WHAT IS REQUIRED: Tell how many lines in the data below hold the string "value"; give nothing but the number.

[Opening EXERCISE MATERIAL section]

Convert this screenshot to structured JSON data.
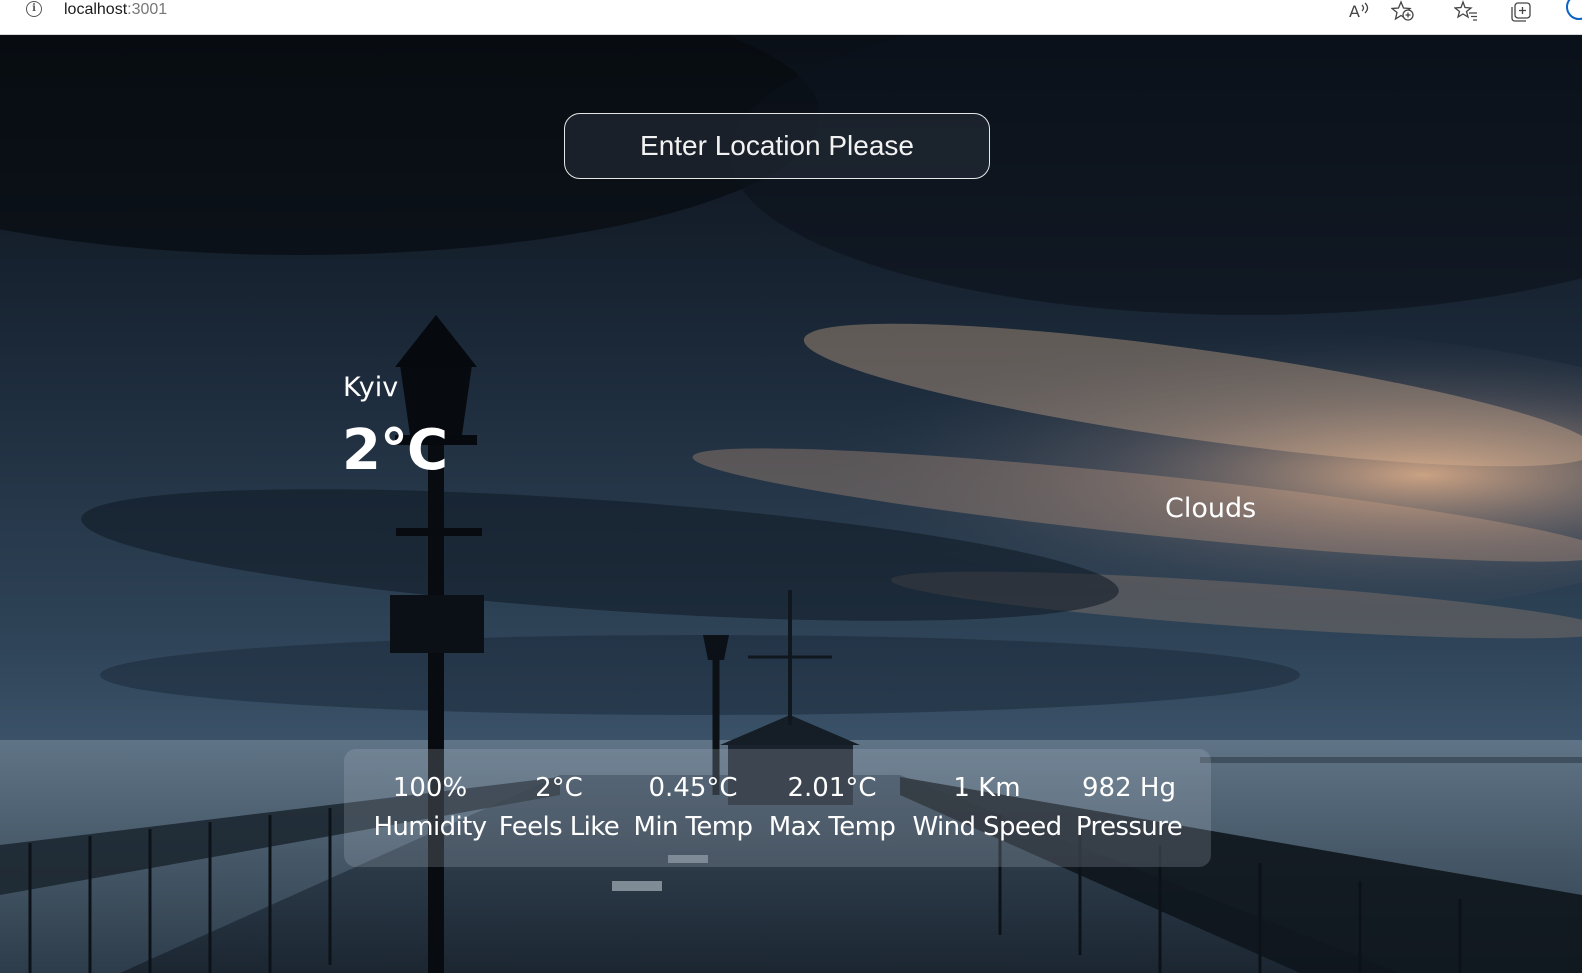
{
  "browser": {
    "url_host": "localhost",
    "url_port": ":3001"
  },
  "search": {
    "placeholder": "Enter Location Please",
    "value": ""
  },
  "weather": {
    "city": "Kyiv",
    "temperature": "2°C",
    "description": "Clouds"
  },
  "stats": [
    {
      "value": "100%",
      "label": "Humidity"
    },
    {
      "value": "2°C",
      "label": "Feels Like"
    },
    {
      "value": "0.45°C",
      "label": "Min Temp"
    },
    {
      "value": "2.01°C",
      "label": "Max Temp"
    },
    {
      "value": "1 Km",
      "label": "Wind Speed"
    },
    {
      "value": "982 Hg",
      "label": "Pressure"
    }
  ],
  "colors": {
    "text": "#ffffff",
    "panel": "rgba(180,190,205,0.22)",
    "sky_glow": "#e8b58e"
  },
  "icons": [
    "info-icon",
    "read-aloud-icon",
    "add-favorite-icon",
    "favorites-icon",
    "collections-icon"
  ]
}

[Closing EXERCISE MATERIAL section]

EXERCISE RESPONSE: 7